Good morning. I'm Renee Montagne. People waking up with a hellacious hangover often say they'd pretty much give anything to make it go away. And a new company promising to do just that is thriving in New York. For up to $300 a visit, it will send a nurse to your home armed with medicine and - this is key - an IV for instant rehydration. Given the treatment cost more than the night out at the bar, though, you might want to stick with the hair of the dog. It's MORNING EDITION. Transcript provided by NPR, Copyright NPR.
Twenty-year-old Taneka Armstrong wants to land a high-tech job, but her day starts at Taco Bell.
Armstrong stands behind a steel counter, making Burrito Supremes and ringing up customers. She counts pennies and quarters. She also gets orders from her bosses, who she says can be pretty condescending.

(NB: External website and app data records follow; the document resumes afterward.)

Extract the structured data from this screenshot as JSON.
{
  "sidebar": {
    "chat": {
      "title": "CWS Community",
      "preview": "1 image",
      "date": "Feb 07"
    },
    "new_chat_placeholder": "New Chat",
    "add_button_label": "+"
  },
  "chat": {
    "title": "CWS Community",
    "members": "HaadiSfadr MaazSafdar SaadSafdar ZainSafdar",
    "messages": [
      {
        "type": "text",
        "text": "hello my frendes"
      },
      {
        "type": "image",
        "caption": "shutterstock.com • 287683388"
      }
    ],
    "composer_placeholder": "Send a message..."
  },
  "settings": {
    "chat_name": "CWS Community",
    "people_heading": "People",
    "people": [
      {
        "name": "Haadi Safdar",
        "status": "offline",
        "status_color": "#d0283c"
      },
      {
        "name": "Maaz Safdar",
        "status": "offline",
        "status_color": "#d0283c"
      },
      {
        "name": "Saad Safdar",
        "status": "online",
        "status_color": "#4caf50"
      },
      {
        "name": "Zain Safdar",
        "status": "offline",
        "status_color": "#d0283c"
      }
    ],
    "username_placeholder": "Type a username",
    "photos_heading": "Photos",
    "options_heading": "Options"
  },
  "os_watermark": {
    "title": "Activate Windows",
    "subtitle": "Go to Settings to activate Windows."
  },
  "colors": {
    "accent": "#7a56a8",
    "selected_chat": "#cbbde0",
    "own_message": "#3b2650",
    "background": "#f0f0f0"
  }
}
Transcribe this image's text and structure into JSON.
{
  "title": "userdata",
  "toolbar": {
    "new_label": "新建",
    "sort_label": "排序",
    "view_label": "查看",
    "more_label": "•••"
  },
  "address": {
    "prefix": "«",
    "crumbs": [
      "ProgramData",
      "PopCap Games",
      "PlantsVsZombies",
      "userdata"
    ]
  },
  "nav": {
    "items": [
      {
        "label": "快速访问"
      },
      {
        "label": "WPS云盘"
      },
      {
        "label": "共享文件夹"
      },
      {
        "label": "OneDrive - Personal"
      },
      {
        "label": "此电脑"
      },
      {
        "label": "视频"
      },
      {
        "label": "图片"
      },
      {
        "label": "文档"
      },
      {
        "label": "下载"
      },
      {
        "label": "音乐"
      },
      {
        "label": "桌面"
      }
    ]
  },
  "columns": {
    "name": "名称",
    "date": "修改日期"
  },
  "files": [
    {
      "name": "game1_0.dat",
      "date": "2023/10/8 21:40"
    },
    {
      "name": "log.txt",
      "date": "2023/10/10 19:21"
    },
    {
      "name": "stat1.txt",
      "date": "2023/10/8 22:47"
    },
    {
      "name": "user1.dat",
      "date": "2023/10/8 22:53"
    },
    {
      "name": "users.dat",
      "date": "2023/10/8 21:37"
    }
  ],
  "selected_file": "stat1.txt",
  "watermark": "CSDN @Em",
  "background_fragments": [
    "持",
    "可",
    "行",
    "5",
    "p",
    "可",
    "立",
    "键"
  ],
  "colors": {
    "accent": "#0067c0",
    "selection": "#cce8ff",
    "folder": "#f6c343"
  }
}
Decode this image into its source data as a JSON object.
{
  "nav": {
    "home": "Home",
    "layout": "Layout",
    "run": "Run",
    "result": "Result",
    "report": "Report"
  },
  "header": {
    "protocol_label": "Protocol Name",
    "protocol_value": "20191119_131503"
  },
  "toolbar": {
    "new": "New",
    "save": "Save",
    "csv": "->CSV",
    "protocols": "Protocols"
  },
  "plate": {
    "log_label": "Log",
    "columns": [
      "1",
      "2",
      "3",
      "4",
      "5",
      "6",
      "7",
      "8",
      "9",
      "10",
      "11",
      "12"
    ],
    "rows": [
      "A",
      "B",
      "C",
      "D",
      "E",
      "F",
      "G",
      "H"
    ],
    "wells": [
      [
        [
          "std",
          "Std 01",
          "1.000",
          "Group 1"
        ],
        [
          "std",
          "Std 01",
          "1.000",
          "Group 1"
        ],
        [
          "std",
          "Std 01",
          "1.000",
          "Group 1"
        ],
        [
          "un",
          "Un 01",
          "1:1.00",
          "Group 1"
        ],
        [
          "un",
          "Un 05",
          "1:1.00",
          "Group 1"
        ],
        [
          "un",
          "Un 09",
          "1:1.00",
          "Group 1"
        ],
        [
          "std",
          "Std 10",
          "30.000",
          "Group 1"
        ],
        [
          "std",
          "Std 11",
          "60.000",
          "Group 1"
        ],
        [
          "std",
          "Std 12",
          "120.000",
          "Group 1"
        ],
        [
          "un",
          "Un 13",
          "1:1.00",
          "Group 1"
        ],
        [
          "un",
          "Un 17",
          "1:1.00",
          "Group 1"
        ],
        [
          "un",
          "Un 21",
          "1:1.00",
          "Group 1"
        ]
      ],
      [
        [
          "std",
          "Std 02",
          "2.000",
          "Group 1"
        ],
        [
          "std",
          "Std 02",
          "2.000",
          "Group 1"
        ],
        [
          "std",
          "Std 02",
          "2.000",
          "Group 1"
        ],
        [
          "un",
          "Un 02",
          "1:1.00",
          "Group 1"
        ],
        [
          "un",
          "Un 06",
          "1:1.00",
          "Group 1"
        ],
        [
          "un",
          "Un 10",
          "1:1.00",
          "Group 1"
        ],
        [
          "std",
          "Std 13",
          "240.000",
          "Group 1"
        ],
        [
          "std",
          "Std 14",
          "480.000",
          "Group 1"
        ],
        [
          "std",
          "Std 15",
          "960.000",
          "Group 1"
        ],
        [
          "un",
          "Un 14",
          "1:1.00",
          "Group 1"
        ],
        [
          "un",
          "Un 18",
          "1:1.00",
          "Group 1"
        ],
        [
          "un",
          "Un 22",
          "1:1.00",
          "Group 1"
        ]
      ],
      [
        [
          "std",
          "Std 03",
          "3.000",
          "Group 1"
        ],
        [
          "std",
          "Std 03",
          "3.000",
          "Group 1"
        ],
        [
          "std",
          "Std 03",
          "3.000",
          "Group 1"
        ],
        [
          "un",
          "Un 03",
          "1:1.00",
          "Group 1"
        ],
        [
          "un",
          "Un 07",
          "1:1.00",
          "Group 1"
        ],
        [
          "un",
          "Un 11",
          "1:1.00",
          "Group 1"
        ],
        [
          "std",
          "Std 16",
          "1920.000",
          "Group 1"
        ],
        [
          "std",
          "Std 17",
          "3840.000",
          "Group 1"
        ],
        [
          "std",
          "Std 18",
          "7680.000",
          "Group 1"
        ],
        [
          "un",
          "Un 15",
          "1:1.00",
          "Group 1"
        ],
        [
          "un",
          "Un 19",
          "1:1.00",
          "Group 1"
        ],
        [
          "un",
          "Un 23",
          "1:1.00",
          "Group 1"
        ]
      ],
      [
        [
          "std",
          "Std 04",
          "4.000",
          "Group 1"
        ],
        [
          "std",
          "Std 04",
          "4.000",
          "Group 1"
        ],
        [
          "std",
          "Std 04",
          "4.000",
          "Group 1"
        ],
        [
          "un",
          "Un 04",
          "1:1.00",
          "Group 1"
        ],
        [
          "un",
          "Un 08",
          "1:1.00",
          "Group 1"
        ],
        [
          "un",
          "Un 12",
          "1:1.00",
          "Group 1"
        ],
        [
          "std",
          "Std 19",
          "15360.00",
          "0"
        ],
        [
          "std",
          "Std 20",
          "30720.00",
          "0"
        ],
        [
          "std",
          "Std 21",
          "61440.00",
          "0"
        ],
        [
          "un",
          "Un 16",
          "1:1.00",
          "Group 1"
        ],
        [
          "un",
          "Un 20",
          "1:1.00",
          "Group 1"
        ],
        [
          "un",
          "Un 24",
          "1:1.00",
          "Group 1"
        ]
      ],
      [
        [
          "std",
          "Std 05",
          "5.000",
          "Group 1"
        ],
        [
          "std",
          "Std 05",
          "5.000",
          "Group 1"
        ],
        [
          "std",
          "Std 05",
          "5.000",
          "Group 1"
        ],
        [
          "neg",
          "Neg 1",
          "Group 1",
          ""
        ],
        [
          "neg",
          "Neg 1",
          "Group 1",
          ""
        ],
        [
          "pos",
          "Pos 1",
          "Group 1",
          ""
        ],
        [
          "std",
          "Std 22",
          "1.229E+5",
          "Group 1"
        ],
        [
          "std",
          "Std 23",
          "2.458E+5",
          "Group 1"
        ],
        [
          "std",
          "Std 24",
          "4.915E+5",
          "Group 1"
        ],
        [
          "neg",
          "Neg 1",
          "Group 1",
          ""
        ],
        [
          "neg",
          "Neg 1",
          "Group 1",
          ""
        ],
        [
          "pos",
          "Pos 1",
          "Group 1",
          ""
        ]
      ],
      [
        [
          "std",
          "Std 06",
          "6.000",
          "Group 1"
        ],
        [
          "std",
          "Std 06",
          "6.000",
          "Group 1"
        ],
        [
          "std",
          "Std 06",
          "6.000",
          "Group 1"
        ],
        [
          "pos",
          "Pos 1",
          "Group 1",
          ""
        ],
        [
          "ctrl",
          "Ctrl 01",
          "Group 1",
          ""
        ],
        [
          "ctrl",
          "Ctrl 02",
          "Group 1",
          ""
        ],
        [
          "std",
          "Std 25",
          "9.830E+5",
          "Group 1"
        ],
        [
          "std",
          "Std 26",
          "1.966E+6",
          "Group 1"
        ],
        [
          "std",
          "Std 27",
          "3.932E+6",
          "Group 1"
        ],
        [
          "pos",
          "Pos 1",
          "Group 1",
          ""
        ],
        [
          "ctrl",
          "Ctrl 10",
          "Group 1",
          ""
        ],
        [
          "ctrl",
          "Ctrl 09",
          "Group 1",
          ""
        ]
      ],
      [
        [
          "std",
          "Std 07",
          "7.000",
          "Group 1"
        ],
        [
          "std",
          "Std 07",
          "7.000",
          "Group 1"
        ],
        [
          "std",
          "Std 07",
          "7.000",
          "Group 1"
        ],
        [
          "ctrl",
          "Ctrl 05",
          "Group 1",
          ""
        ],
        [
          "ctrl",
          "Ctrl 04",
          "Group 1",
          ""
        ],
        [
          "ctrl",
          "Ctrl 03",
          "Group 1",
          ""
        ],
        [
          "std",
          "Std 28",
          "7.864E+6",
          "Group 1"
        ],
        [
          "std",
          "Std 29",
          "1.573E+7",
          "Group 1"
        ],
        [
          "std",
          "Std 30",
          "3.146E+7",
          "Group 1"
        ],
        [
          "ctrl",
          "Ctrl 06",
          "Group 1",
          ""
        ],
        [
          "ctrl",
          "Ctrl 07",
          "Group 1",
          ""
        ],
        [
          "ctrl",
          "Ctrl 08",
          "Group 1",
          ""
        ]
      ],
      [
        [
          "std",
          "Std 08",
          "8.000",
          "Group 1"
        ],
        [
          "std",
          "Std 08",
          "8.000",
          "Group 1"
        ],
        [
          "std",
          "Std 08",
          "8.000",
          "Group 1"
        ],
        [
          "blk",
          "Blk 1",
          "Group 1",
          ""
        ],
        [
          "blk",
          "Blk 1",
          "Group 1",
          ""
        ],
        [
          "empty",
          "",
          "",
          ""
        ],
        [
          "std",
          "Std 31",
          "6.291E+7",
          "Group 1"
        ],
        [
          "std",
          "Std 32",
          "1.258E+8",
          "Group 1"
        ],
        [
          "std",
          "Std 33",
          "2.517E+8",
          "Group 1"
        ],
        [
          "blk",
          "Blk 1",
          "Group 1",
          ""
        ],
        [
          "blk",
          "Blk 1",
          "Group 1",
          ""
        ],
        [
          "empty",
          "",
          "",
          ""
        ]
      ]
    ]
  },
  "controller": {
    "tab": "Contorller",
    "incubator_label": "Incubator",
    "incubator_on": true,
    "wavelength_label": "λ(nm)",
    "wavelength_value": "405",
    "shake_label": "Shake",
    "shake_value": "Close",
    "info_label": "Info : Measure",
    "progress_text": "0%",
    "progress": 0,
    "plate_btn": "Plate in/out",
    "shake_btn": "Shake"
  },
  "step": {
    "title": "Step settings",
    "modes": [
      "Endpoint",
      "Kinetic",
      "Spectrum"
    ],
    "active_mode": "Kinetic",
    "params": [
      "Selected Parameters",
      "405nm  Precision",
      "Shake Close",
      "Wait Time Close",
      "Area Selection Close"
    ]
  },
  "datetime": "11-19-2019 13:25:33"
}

"They're just like, 'Oh, did you know that already?' Or, 'Can you do this?' " she says. "Yes, I've been doing it, for almost a year now."
It's the first day of school at Hall Fletcher Elementary in Asheville, N.C. Principal Gordon Grant stands outside in a white suit and bow tie, greeting students. The kids arrive sporting fresh haircuts and new shoes. One even wears a tutu.
As the Israeli military offensive grew unbearable in her Gaza City neighborhood, Um Rajab Helles fled to the city's main hospital Sunday with her husband and their 12 children even though no one was hurt.
"We didn't sleep all Saturday night," she said. "The kids were screaming and we were screaming. They kept running to the front door trying to leave, and we pulled them back. Around dawn a relative called and said what are you still doing there? We left at 6 a.m."